5. What did you like most? What did you like least? What did you think of the ending?

Liked Most: Auntie was my favorite. She not once made an appearance on camera but her voice told her story.
Liked Least: I don’t know why, but Shaikh got on my nerves. I never could quite tell if he was telling the whole truth and if Sajaan just gave in to his story of being an orphan and not having a family. Likewise, Shaikh, as a character, didn’t grow. I kept waiting for Shaikh to have his “aha” moment but it never came.
The Ending: I like to think at some point or another they found one another but perhaps the ending is more representative of life. Not everything works out in the end. Not every relationship can begin and end as smoothly as we often see on screen. The ambiguity that Retish left us with is both reassuring and frustrating but it didn’t leave me unsatisfied in any way.

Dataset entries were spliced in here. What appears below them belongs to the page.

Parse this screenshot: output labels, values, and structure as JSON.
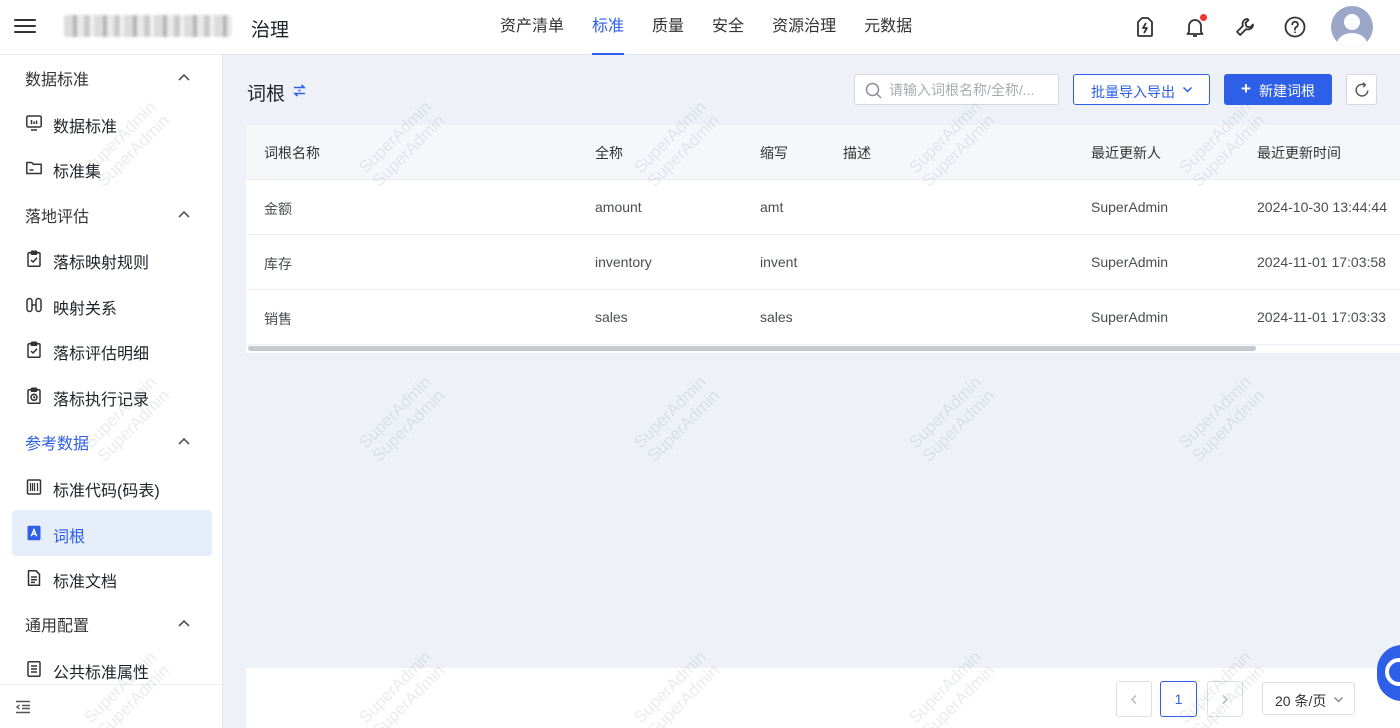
{
  "header": {
    "app_title": "治理",
    "nav": [
      {
        "label": "资产清单",
        "active": false
      },
      {
        "label": "标准",
        "active": true
      },
      {
        "label": "质量",
        "active": false
      },
      {
        "label": "安全",
        "active": false
      },
      {
        "label": "资源治理",
        "active": false
      },
      {
        "label": "元数据",
        "active": false
      }
    ],
    "icons": [
      "battery-charge-icon",
      "bell-icon",
      "wrench-icon",
      "help-icon",
      "avatar"
    ],
    "notification_dot": true
  },
  "sidebar": {
    "groups": [
      {
        "label": "数据标准",
        "expanded": true,
        "active": false,
        "items": [
          {
            "label": "数据标准",
            "icon": "monitor-icon",
            "active": false
          },
          {
            "label": "标准集",
            "icon": "folder-icon",
            "active": false
          }
        ]
      },
      {
        "label": "落地评估",
        "expanded": true,
        "active": false,
        "items": [
          {
            "label": "落标映射规则",
            "icon": "clipboard-check-icon",
            "active": false
          },
          {
            "label": "映射关系",
            "icon": "mapping-icon",
            "active": false
          },
          {
            "label": "落标评估明细",
            "icon": "clipboard-check-icon",
            "active": false
          },
          {
            "label": "落标执行记录",
            "icon": "clipboard-clock-icon",
            "active": false
          }
        ]
      },
      {
        "label": "参考数据",
        "expanded": true,
        "active": true,
        "items": [
          {
            "label": "标准代码(码表)",
            "icon": "barcode-icon",
            "active": false
          },
          {
            "label": "词根",
            "icon": "letter-a-icon",
            "active": true
          },
          {
            "label": "标准文档",
            "icon": "document-icon",
            "active": false
          }
        ]
      },
      {
        "label": "通用配置",
        "expanded": true,
        "active": false,
        "items": [
          {
            "label": "公共标准属性",
            "icon": "list-icon",
            "active": false
          }
        ]
      }
    ]
  },
  "main": {
    "title": "词根",
    "search": {
      "placeholder": "请输入词根名称/全称/...",
      "value": ""
    },
    "import_export_label": "批量导入导出",
    "new_button_label": "新建词根",
    "table": {
      "columns": [
        "词根名称",
        "全称",
        "缩写",
        "描述",
        "最近更新人",
        "最近更新时间"
      ],
      "rows": [
        [
          "金额",
          "amount",
          "amt",
          "",
          "SuperAdmin",
          "2024-10-30 13:44:44"
        ],
        [
          "库存",
          "inventory",
          "invent",
          "",
          "SuperAdmin",
          "2024-11-01 17:03:58"
        ],
        [
          "销售",
          "sales",
          "sales",
          "",
          "SuperAdmin",
          "2024-11-01 17:03:33"
        ]
      ]
    },
    "pagination": {
      "current_page": "1",
      "page_size_label": "20 条/页"
    }
  },
  "watermark": {
    "lines": [
      "SuperAdmin",
      "SuperAdmin"
    ]
  },
  "colors": {
    "accent": "#2d5fe8",
    "page_bg": "#eef1f7",
    "active_menu_bg": "#e6edfb",
    "notification": "#f0352d"
  }
}
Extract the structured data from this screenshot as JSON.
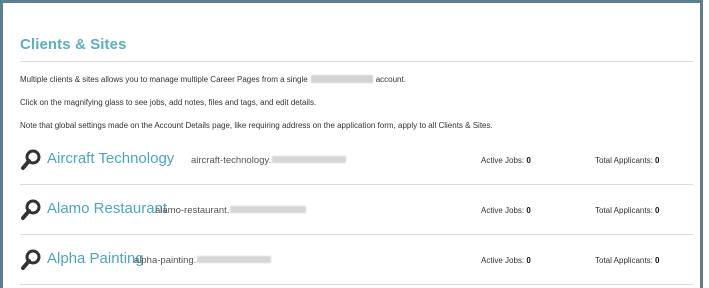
{
  "section": {
    "title": "Clients & Sites",
    "intro_part1": "Multiple clients & sites allows you to manage multiple Career Pages from a single",
    "intro_part2": "account.",
    "line2": "Click on the magnifying glass to see jobs, add notes, files and tags, and edit details.",
    "line3": "Note that global settings made on the Account Details page, like requiring address on the application form, apply to all Clients & Sites."
  },
  "labels": {
    "active_jobs": "Active Jobs:",
    "total_applicants": "Total Applicants:"
  },
  "icons": {
    "search": "magnifying-glass-icon",
    "accent_color": "#4ba6bf"
  },
  "clients": [
    {
      "name": "Aircraft Technology",
      "subdomain": "aircraft-technology.",
      "active_jobs": "0",
      "total_applicants": "0"
    },
    {
      "name": "Alamo Restaurant",
      "subdomain": "alamo-restaurant.",
      "active_jobs": "0",
      "total_applicants": "0"
    },
    {
      "name": "Alpha Painting",
      "subdomain": "alpha-painting.",
      "active_jobs": "0",
      "total_applicants": "0"
    }
  ]
}
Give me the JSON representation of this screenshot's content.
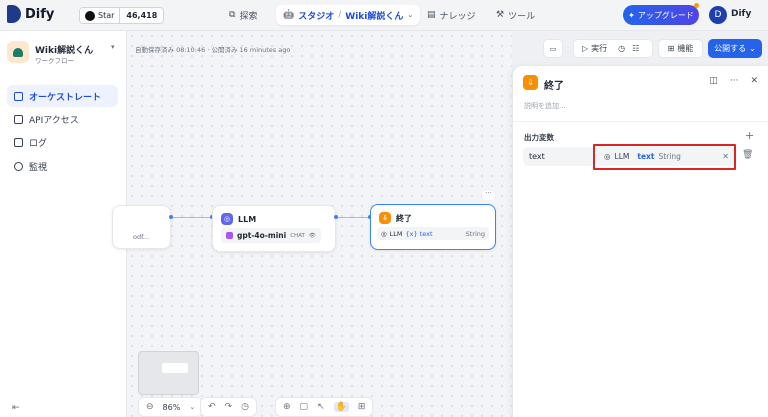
{
  "header": {
    "logo": "Dify",
    "github": {
      "label": "Star",
      "count": "46,418"
    },
    "nav": [
      {
        "label": "探索"
      },
      {
        "label": "スタジオ",
        "sub": "Wiki解説くん"
      },
      {
        "label": "ナレッジ"
      },
      {
        "label": "ツール"
      }
    ],
    "nav_separator": "/",
    "upgrade_label": "アップグレード",
    "user_initial": "D",
    "user_name": "Dify"
  },
  "sidebar": {
    "app_name": "Wiki解説くん",
    "app_type": "ワークフロー",
    "items": [
      {
        "label": "オーケストレート",
        "active": true
      },
      {
        "label": "APIアクセス"
      },
      {
        "label": "ログ"
      },
      {
        "label": "監視"
      }
    ]
  },
  "toolbar": {
    "status": "自動保存済み 08:10:46 · 公開済み 16 minutes ago",
    "run_label": "実行",
    "features_label": "機能",
    "publish_label": "公開する"
  },
  "nodes": {
    "prev_snippet": "odf...",
    "llm": {
      "title": "LLM",
      "model": "gpt-4o-mini",
      "tag": "CHAT"
    },
    "end": {
      "title": "終了",
      "var_source": "LLM",
      "var_name": "{x} text",
      "var_type": "String"
    }
  },
  "controls": {
    "zoom": "86%"
  },
  "panel": {
    "title": "終了",
    "description_placeholder": "説明を追加...",
    "output_label": "出力変数",
    "variable": {
      "name": "text",
      "source": "LLM",
      "value": "text",
      "type": "String"
    }
  },
  "colors": {
    "accent": "#2563eb",
    "end_node": "#f79009",
    "highlight": "#dc2626"
  }
}
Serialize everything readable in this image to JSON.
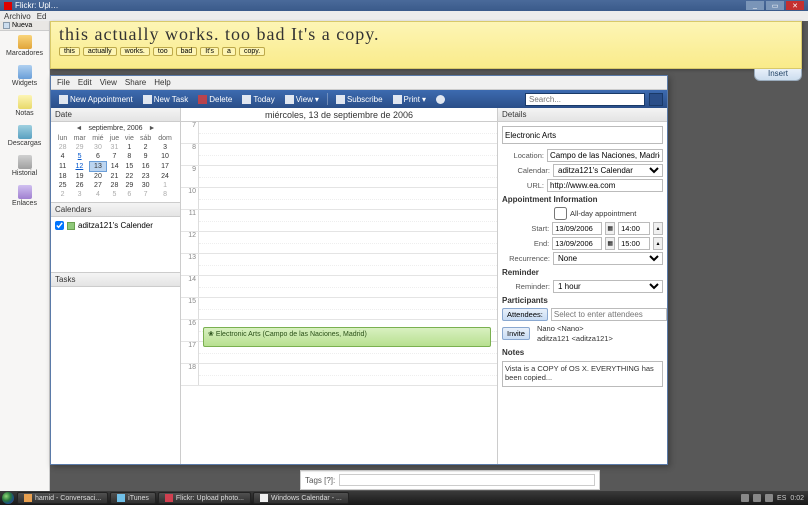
{
  "titlebar": {
    "title": "Flickr: Upl…"
  },
  "browser_menu": {
    "archivo": "Archivo",
    "edit": "Ed"
  },
  "opera": {
    "tiny": {
      "nueva": "Nueva"
    },
    "items": [
      {
        "label": "Marcadores"
      },
      {
        "label": "Widgets"
      },
      {
        "label": "Notas"
      },
      {
        "label": "Descargas"
      },
      {
        "label": "Historial"
      },
      {
        "label": "Enlaces"
      }
    ]
  },
  "sticky": {
    "text": "this actually works. too bad It's a copy.",
    "tags": [
      "this",
      "actually",
      "works.",
      "too",
      "bad",
      "It's",
      "a",
      "copy."
    ],
    "insert": "Insert"
  },
  "cal": {
    "menu": {
      "file": "File",
      "edit": "Edit",
      "view": "View",
      "share": "Share",
      "help": "Help"
    },
    "toolbar": {
      "new_appt": "New Appointment",
      "new_task": "New Task",
      "delete": "Delete",
      "today": "Today",
      "view": "View",
      "subscribe": "Subscribe",
      "print": "Print",
      "search_ph": "Search..."
    },
    "panels": {
      "date": "Date",
      "calendars": "Calendars",
      "tasks": "Tasks",
      "details": "Details"
    },
    "mini": {
      "month": "septiembre, 2006",
      "dow": [
        "lun",
        "mar",
        "mié",
        "jue",
        "vie",
        "sáb",
        "dom"
      ],
      "weeks": [
        [
          {
            "d": "28",
            "g": 1
          },
          {
            "d": "29",
            "g": 1
          },
          {
            "d": "30",
            "g": 1
          },
          {
            "d": "31",
            "g": 1
          },
          {
            "d": "1"
          },
          {
            "d": "2"
          },
          {
            "d": "3"
          }
        ],
        [
          {
            "d": "4"
          },
          {
            "d": "5",
            "l": 1
          },
          {
            "d": "6"
          },
          {
            "d": "7"
          },
          {
            "d": "8"
          },
          {
            "d": "9"
          },
          {
            "d": "10"
          }
        ],
        [
          {
            "d": "11"
          },
          {
            "d": "12",
            "l": 1
          },
          {
            "d": "13",
            "s": 1
          },
          {
            "d": "14"
          },
          {
            "d": "15"
          },
          {
            "d": "16"
          },
          {
            "d": "17"
          }
        ],
        [
          {
            "d": "18"
          },
          {
            "d": "19"
          },
          {
            "d": "20"
          },
          {
            "d": "21"
          },
          {
            "d": "22"
          },
          {
            "d": "23"
          },
          {
            "d": "24"
          }
        ],
        [
          {
            "d": "25"
          },
          {
            "d": "26"
          },
          {
            "d": "27"
          },
          {
            "d": "28"
          },
          {
            "d": "29"
          },
          {
            "d": "30"
          },
          {
            "d": "1",
            "g": 1
          }
        ],
        [
          {
            "d": "2",
            "g": 1
          },
          {
            "d": "3",
            "g": 1
          },
          {
            "d": "4",
            "g": 1
          },
          {
            "d": "5",
            "g": 1
          },
          {
            "d": "6",
            "g": 1
          },
          {
            "d": "7",
            "g": 1
          },
          {
            "d": "8",
            "g": 1
          }
        ]
      ]
    },
    "cal_item": "aditza121's Calender",
    "date_header": "miércoles, 13 de septiembre de 2006",
    "hours": [
      "7",
      "8",
      "9",
      "10",
      "11",
      "12",
      "13",
      "14",
      "15",
      "16",
      "17",
      "18"
    ],
    "event": {
      "text": "Electronic Arts (Campo de las Naciones, Madrid)"
    },
    "details": {
      "title": "Electronic Arts",
      "location_lbl": "Location:",
      "location": "Campo de las Naciones, Madrid",
      "calendar_lbl": "Calendar:",
      "calendar": "aditza121's Calendar",
      "url_lbl": "URL:",
      "url": "http://www.ea.com",
      "appt_info": "Appointment Information",
      "allday": "All-day appointment",
      "start_lbl": "Start:",
      "start_date": "13/09/2006",
      "start_time": "14:00",
      "end_lbl": "End:",
      "end_date": "13/09/2006",
      "end_time": "15:00",
      "recur_lbl": "Recurrence:",
      "recur": "None",
      "reminder_hd": "Reminder",
      "reminder_lbl": "Reminder:",
      "reminder": "1 hour",
      "participants": "Participants",
      "attendees_btn": "Attendees:",
      "attendees_ph": "Select to enter attendees",
      "invite_btn": "Invite",
      "part1": "Nano <Nano>",
      "part2": "aditza121 <aditza121>",
      "notes_hd": "Notes",
      "notes": "Vista is a COPY of OS X. EVERYTHING has been copied..."
    }
  },
  "under": {
    "tags_lbl": "Tags [?]:"
  },
  "taskbar": {
    "items": [
      {
        "label": "hamid - Conversaci..."
      },
      {
        "label": "iTunes"
      },
      {
        "label": "Flickr: Upload photo..."
      },
      {
        "label": "Windows Calendar - ..."
      }
    ],
    "time": "0:02"
  }
}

Mia asks Grace ::

1. Do you think the two main characters gave strong performances?

Yes! Both actors did a wonderful job. They were both reserved but evocative. I loved their quiet humor and all the non-verbal acting the most. The scenes where you just take in their reactions, breathing, small facial changes; those scenes were simple and beautiful.

2. Did you side with any one character?

I felt bad for both of them equally and I feel I fell in love with both of them equally.

3. What was your perception of Shaikh?

Shaikh seemed nice but over eager in the beginning. It seemed really disrespectful when he was not promptly ready to train at 4:45 on the first day. I’m surprised Shaikh and Saajan built any relationship and especially the one they had. In hindsight, he seems like a classic case of, “fake it til you make it.” Shaikh, in the end, seemed like a very sad little man who wants much more than what he has. However, he was a good tool to find out more about Saajan’s story.

4. Did you like the filmmaker’s decision not to show Auntie?

I kind of loved it! Auntie added a lot of the comedic moments. She was also a good tool to push Ila and also helped her into certain realizations about her own situation. For example, ,Ila sees how much Auntie loves Uncle and seems to recognize that her husband would never love her that much.

5. What do you think happened in the end? Or, what ending did you construct for yourself?

It seems as though Saajan was trying to track down Ila and Ila found her own inner strength to get out of her situation. I hope that Saajan catches up with her just as she leaves her house and they run away together. I actually feel an acute loss that we never really see them together. It makes the moments where they get close, like the restaurant and when Ila goes to Saajan’s office, more effective and emotionally evocative.